Let’s not be mealy-mouthed about discrimination. Race is important. You can, like Bakewell, change how you speak. You can educate yourself to smarten your intelligence. You can adopt behaviour that the culture you’re in sees as the norm. But you can’t change your race.
The hair straighteners and skin whiteners don’t work. And race brings a culture with it including, sometimes, religion and family norms. The various anti discrimination movements try to make us believe that those who are different from us matter. They are right, black lives do matter and we need more activism, not less. More “taking the knee” not less. And those at the top, especially those who are themselves from a minority, should be in the front line.
Priti Patel has made her position clear. She is of course of East African Asian heritage. Her family fled discrimination to make a home in Britain. She grew up in a Hindu household so she will be quite aware what being an immigrant and not of the mainstream religion, as well as not of the dominant white middle class, means.
I don’t want to discuss Patel here – I find her Hard Right stance on everything puzzling (given her background) but that’s not the key point about discrimination.
That point is the irrationally of prejudice combined with the fact that it is inculcated into British society. If people are different far too many of us denigrate them. Perhaps it’s idealism but I welcome multiculturalism and believe it enriches our society.
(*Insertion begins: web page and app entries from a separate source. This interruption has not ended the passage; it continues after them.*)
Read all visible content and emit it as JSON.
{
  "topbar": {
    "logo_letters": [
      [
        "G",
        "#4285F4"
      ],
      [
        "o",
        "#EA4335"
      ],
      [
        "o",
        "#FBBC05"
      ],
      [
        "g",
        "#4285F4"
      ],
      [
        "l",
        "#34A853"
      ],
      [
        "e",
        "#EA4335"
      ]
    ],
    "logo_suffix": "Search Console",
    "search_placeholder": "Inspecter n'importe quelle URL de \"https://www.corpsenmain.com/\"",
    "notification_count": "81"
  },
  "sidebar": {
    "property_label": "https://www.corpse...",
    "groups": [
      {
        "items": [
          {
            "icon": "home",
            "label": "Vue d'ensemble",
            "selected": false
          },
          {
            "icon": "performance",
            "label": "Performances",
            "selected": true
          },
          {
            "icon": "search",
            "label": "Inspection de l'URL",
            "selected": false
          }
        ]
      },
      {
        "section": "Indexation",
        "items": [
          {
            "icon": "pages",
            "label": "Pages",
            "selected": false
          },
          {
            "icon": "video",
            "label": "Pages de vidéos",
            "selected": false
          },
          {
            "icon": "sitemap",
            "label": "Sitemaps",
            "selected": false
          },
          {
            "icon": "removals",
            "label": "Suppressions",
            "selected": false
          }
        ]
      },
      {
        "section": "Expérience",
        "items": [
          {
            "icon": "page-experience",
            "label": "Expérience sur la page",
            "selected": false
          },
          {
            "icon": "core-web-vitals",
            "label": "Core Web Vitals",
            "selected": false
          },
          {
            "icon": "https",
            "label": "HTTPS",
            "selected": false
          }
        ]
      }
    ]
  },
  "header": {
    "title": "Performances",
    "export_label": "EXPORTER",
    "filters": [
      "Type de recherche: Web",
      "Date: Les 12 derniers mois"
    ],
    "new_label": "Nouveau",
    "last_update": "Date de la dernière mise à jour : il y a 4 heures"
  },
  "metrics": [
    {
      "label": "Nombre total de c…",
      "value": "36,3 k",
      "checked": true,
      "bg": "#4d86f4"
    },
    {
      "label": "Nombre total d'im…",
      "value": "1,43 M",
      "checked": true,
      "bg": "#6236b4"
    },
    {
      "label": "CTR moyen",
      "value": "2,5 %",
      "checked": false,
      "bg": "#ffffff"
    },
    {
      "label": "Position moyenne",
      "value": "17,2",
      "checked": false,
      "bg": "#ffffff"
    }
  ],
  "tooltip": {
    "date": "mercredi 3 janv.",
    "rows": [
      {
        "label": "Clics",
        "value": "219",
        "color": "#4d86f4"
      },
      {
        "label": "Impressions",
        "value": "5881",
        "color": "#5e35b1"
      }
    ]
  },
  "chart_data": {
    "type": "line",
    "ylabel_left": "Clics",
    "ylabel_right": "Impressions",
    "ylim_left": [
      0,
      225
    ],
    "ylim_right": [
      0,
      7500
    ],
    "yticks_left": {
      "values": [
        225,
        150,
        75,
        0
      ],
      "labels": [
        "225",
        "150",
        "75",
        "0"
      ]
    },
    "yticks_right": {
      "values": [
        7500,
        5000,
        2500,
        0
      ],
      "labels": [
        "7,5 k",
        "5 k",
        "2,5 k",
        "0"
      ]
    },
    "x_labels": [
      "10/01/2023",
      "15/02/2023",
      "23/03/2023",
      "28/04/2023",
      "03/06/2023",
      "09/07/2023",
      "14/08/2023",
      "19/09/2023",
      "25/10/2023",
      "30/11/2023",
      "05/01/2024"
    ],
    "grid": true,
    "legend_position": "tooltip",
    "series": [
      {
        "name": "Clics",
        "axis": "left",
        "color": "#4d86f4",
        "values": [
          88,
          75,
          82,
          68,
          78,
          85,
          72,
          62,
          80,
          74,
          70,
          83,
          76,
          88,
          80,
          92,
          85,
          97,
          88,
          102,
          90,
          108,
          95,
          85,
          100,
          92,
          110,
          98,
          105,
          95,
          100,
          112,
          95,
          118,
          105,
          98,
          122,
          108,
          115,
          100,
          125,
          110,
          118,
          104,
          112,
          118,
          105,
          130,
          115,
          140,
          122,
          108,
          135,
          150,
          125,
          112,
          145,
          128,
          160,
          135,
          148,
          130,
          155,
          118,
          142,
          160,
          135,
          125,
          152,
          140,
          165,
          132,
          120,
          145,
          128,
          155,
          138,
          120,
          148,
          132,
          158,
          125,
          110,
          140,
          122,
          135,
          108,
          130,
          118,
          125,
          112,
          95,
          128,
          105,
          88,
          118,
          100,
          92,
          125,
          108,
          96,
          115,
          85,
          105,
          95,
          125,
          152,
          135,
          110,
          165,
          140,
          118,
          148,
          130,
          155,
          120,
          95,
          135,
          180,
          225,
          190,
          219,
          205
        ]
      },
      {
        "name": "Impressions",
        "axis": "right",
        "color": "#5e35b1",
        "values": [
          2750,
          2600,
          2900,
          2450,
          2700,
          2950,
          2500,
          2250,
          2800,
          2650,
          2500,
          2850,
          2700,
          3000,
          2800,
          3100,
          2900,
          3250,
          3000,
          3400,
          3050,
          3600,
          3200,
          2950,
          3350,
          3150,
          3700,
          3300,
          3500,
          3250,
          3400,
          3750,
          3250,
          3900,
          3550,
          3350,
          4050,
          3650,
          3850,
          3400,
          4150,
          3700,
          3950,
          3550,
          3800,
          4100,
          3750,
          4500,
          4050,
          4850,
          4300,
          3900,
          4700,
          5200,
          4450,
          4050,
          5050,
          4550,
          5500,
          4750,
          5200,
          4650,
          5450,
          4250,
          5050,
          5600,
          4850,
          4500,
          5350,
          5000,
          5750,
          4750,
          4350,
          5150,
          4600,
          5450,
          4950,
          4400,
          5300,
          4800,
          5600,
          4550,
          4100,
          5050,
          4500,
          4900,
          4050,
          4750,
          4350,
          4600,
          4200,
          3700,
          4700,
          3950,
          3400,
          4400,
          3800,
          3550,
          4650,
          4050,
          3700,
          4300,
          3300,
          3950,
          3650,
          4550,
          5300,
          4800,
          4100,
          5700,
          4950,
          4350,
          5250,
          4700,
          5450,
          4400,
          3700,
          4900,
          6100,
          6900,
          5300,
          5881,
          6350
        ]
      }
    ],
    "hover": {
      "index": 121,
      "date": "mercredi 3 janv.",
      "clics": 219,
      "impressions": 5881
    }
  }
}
And if a group is marginalised because of their colour we should all protest – it’s not “gesture politics” , it’s a cry for human rights.
One thought on “Taking the knee is not “gesture politics” , it’s a cry for human rights.”
There is nobody more fond of gesture politics than the prime minister. He uses gestures of one sort or another constantly. In fact, every time he appears in public he makes some form of gesture. So it’s odd Patel makes a criticism of the practice. So we must assume their form of gesture politics is OK but others not.
I have to admit to being uncomfortable with any form of political gesture. I prefer rational arguments with words.
The validity of ‘taking the knee’ in my view depends a lot on who is doing it. For example, I thought Starmer’s knee gesture a tad embarrassing.
At sports events, on the other hand, it’s valid since sport needs to atone for generations of racial discrimination. I also see ‘taking the knee’ as a visible act of contrition rather than a cry for human rights.
Human rights are and always have been self evidently just that.